Find it here: http://www.rogersaccesslibrary.com/forum/forum_posts.asp?TID=403
Thursday, September 18, 2008
Author: A.D. Tejpal
Description: This sample db demonstrates a drastically simplified method for exporting multiple access tables/queries to custom named worksheets in the given excel workbook. No automation code is needed.
Find out more here: http://rogersaccesslibrary.com/forum/forum_posts.asp?TID=432
Wednesday, September 17, 2008
But many people don't realize that Access is not just one product, but a suite of tools integrated into one product. In other databases, these tools are separate programs, some of which must be purchased from a third-party. Together, these tools make Access one of the most powerful database products in existence.
Now, some may scoff at this. They would say that Access is just a tinker toy compared to a "real" database like Oracle or SQL Server. But that is just ignorance speaking. It is true that the database component of Access (the Jet database engine) is limited in terms of size, speed, and number of users. However, the Jet engine is only one part (and not the most important part, in my opinion) of Access.
So let's look at the component parts of Access:
First of all, as I already mentioned, there is the Jet database engine. In fact, there are two different versions of Jet. There is the traditional version (mdb) which has been around since version 2.0. With Access 2007, there is a new version, the Access Database Engine (accdb). Although it has limitations, it is nonetheless a fully functional relational database management system.
Secondly, there is the Access User Interface (AUI). This is the part of Access that the user sees when they open a table. With the AUI, a user can create tables, modify tables, add data, modify data, and create filters to view data. In SQL Server, this functionality is done in the SQL Server Management Studio (SSMS) or the older Enterprise Manager. In fact, the original Enterprise Manager was patterned after the Access UI.
Third, there is the Query Builder. This is an ad hoc querying tool. Queries can be built in the graphical user interface (gui) or directly in standard SQL. Access does not have "Views" like SQL Server does, but it does have "Select queries" that server the same function. In addition, Access has Data Definition Language (DDL) queries that create and modify table structure, Data Manipulation Language (DML) queries that display or modify data. In SQL Server, you would need a tool like Query Analyser or SSMS to accomplish this.
Another type of query Access uses is the Pass-through Query.
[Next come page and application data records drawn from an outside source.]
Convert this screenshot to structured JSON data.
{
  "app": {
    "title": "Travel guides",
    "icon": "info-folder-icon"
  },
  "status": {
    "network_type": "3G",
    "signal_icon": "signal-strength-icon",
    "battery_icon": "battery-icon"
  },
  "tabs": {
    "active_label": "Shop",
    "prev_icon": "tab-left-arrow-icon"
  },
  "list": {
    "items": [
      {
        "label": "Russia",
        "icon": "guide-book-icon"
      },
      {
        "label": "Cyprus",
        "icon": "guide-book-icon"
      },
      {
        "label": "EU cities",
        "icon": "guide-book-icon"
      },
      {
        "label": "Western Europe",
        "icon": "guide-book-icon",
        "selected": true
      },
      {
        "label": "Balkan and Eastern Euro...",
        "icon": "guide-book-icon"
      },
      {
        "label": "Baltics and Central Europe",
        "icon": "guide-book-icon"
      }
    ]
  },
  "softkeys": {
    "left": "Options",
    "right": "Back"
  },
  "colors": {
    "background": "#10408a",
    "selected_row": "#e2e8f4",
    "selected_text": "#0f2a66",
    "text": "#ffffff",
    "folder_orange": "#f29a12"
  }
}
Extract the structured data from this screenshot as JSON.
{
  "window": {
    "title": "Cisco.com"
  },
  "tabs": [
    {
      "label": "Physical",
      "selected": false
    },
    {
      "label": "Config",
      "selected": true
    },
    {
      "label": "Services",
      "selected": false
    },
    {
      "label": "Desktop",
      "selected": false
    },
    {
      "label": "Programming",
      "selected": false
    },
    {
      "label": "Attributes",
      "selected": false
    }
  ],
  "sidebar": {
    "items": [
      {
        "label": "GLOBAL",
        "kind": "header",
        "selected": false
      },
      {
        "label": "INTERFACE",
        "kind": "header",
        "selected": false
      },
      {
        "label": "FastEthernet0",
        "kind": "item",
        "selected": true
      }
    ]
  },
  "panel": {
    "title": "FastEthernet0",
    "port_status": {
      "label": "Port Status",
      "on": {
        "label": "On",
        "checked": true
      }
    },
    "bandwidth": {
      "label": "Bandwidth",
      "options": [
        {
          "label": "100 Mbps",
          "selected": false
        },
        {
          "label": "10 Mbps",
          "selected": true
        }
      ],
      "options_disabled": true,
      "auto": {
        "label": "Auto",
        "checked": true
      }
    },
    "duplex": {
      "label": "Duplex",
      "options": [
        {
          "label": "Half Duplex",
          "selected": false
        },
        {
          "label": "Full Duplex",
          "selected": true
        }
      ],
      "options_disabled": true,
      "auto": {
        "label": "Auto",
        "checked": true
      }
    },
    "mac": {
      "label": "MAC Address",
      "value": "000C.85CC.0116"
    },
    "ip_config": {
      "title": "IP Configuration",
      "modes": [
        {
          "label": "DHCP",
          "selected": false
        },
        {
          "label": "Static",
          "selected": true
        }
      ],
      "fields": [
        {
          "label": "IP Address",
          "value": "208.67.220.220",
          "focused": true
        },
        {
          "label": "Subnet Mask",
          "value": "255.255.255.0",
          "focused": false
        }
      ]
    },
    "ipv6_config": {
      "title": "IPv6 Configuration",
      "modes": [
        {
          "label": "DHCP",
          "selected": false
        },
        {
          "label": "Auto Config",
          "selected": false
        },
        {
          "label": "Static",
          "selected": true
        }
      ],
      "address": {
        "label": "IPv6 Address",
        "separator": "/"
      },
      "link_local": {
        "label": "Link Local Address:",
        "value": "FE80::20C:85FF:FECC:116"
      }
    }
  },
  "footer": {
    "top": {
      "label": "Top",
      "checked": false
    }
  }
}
A pass-throrgh query bypasses the Jet engine altogether and passes the query on to a linked source like SQL Server. The versatility of Access connet to and manipulate data from various data sources is truly astounding.
Fourth, Access has a built-in application generator. This itself consists of several parts.
- Forms builder. Access allows you to create form in much the same way as Visual Basic. However, Access forms are much easier to create and the controls available are specific to database development.
- Report builder. At some point you have to report the data in your database. In Access, you do this in the report builder. In SQL Server, you would have to use a separate product like SQL Server Reporting Services or Crystal Reports depending on how you want them published.
- VBA modules. All database applications require a procedural language at some point. There are just some things that can't be done in SQL. In Access, this capability is provide in Visual Basic for Applications modules, both general (global) modules and programming behind the forms and reports (class modules).
Creating an application in another database, SQL Server for instance, would require multiple products: SQL Server as the data engine, SSMS to create and modify tables, Query Builder to run ad hoc queries, Visual Basic to create the application, and Crystal Reports for reporting. In Access, you get it all in one.
So you can see that Access is really a Rapid Application Development (RAD) product than it is a database. In fact, Access might more accurately be called an application generator with a complementary database provided.